The important thing of course is whether what remained in the bottle continued to taste great, which is why it has taken a few days to write this blog. I opened the bottle last night and finished the wine. It tasted exactly the same as the first glass, poured a week earlier – easily enough time for wine to have oxidized or discernibly to have begun its journey to vinegar if the system had not worked perfectly.

So I can easily see a use for Coravin – to try bottles and decide that they could do with more maturation. To sample (and possibly for chemical analysis) as a tool for selling old and fine wines, to use as samples to allow potential customers a taste without having to use up whole bottles, or simply to enjoy the same wine over the course of several days or weeks without having to drink up. (Although, apparently you can’t use Coravin on a magnum – which was one of its main attractions for me. EDIT! I have been informed that you can use Coravin on magnums, they just haven't yet found a neoprene sleeve big enough! I think an old towel and plastic bag would do...)

I worry, though, about the possibility for misuse. With all the recent scandals of fraudulent and fake wine (Rudy Kurniawan and the White Club), the moment that someone manages to ‘reverse engineer’ a Coravin – which looks fairly straightforward to me – even a syringe with the same sized needle would do – then people could theoretically drink the contents of a valuable bottle, refill it with something cheap and sell it on or return it without anyone being the wiser. People could top up bottles whose levels have dropped (a sign of wine in likely less good condition) and the auction market will get compromised. If this has occurred to me, it will have occurred to other more devious minded people, I’m sure. Although rather like people who commission art theft only to acquire a painting that they can never admit to having and need to view in secret, people who abuse the Coravin system are going to be sad in many ways - the joy of wine is in its sharing after all.

It’s not any particular device’s ‘fault’ if unscrupulous people use it for nefarious ends. Nor is Coravin the first wine opener that can be so abused – the famous wiggle-and-twist corkscrews will allow the extraction of a cork with no obvious puncture mark.
I certainly hope the makers get over the whole explosion issue, which seems to have been massively overplayed by a mischievous press.
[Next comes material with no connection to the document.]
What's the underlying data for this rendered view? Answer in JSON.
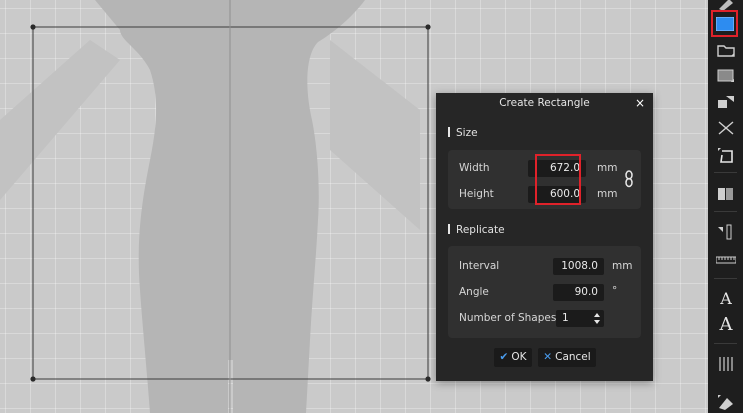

I remember once, when I represented an American sparkling wine, that we had to change the wording on its back label to include ‘do not open with a corkscrew’, because someone had, and had then threatened to sue over the inevitable consequences.

There will always be fools, and some of them will have lawyers as friends – especially in the States...

I’ll report on the wine in a separate post – it was memorable and delicious.


Add comment
Your name
Your email (optional, will not be published)